original 1930 UK edition
Recently I've been thinking about the history of female sleuths--at least of the literary variety. I'd assumed that the first had emerged in the "Golden Age of Detective Fiction" (the period between World War I and World War II, when many great fictional detectives emerged).
Certainly, two early female sleuths were gentle Miss Marple and the intrepid girl detective Nancy Drew, although neither was the first female detective.
Miss Marple first emerged in one of Agatha Christie's short stories ("The Tuesday Club Murders") in 1925, although she was not featured in a full-length novel until The Murder at the Vicarage was published in 1930 (Check out the original cover above. Anyone missing? Hmm...).
the chic 1930s detective
Interestingly, the first Nancy Drew mystery (The Secret of the Old Clock) was also published in 1930. (The authorship has been much contested, and the stories have been much revised, but the pseudonym "Carolyn Keene" is understood now to be the creation of Edward Stratemeyer and a series of ghostwriters, including Mildred Wirt).
In many ways, Nancy Drew and Miss Marple could not be more different. Miss Marple elicited friendships over tea, making sense of gossip, while Nancy listened at keyholes, regularly finding herself captured or bopped over the head. Miss Marple was a lively middle-aged "spinster" who demonstrated wit and wisdom, while Nancy was a titian-haired teenager, later college student, who was highly skilled at everything.
Yet, arguably, both sleuths were products of the Great War. Miss Marple had lost her fiance and chose to make her own way in the world. Nancy had benefited from the nascent women's rights movement in the U.S, believing without reservation that she could do anything that men could do, including catch criminals.
Loveday Brooke at work
With a little more digging, however, I found that the Victorians had actually produced the first female detectives. In 1864, Andrew J. Forrester Jr. introduced Mrs. G. in the Female Detective, and other female sleuths followed soon after. These women seem to have represented a different type of reformer--rather than those who sought to reform prisons, factories and mills, and schools, these female detectives seemed to be suggesting a reform of the police force.
The first female sleuth I could find that had been created by a female author was Loveday Brooke, in Catherine Louisa Perkis' The Experiences of Loveday Brooke, Lady Detective (1893). Loveday Brooke, destitute at 30 years old, had defied patriarchal convention to join a detective agency. Much like her better known contemporary, Sherlock Holmes, Loveday relied on her intellect and logical thinking to suss out her criminal adversaries. She offered a counterpoint to the widespread belief in the late nineteenth-century that women were emotional, hysterical, and incapable of logical reasoning.
In many ways, these sleuths seem to reflect something of their times.

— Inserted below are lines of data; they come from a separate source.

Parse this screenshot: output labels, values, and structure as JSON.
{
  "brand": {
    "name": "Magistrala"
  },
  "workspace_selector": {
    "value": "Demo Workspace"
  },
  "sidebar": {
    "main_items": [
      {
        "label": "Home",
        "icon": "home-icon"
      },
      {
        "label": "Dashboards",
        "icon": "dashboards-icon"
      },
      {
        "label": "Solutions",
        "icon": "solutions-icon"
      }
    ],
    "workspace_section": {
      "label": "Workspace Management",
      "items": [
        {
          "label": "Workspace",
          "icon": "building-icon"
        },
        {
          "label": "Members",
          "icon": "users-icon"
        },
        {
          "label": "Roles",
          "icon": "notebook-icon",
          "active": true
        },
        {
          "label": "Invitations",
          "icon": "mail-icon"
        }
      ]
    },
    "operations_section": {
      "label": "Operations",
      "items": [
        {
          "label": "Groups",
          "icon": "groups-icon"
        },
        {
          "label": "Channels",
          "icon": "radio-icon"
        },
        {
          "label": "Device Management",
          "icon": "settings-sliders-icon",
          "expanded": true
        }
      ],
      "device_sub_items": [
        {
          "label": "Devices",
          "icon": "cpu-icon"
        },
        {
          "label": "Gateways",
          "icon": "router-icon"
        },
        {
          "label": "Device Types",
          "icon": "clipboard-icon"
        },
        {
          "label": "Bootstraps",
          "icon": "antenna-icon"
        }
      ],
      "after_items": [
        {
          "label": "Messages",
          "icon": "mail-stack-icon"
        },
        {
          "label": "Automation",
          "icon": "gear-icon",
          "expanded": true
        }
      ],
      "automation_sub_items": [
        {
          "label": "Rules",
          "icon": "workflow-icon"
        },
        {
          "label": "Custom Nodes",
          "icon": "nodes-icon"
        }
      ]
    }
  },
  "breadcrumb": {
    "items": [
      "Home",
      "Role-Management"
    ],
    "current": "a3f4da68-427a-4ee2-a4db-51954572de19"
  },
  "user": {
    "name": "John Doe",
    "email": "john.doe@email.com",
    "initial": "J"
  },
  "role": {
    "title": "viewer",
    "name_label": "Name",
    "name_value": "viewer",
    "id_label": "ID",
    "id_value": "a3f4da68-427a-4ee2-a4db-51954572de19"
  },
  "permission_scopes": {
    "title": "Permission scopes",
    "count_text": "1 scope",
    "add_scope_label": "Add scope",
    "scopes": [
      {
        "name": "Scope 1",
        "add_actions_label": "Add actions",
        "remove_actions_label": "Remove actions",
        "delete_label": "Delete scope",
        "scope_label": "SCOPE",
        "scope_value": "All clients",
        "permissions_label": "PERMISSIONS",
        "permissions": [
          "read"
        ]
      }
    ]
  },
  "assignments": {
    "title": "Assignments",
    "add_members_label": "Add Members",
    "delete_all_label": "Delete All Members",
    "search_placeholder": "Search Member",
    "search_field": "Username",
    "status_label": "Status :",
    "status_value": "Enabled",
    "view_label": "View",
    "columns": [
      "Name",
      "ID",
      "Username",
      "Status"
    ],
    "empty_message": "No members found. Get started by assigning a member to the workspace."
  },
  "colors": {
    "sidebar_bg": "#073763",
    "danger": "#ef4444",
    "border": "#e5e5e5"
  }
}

It makes me wonder, first, how my own amateur sleuth, Lucy Campion, might be a product of my experience? It also makes me wonder generally about more recent trends of female sleuths who have (more-or-less successful) crafts, businesses, and hobbies on the side, which inform their crime-solving capabilities.
Just curious: Do you think characters (sleuths or not) are still products of an author's time? And if you don't like that question: What sleuths or detectives (female or male!) do you enjoy? Why?
Historian. Mystery writer. Researcher. Teacher. Occasional blogger.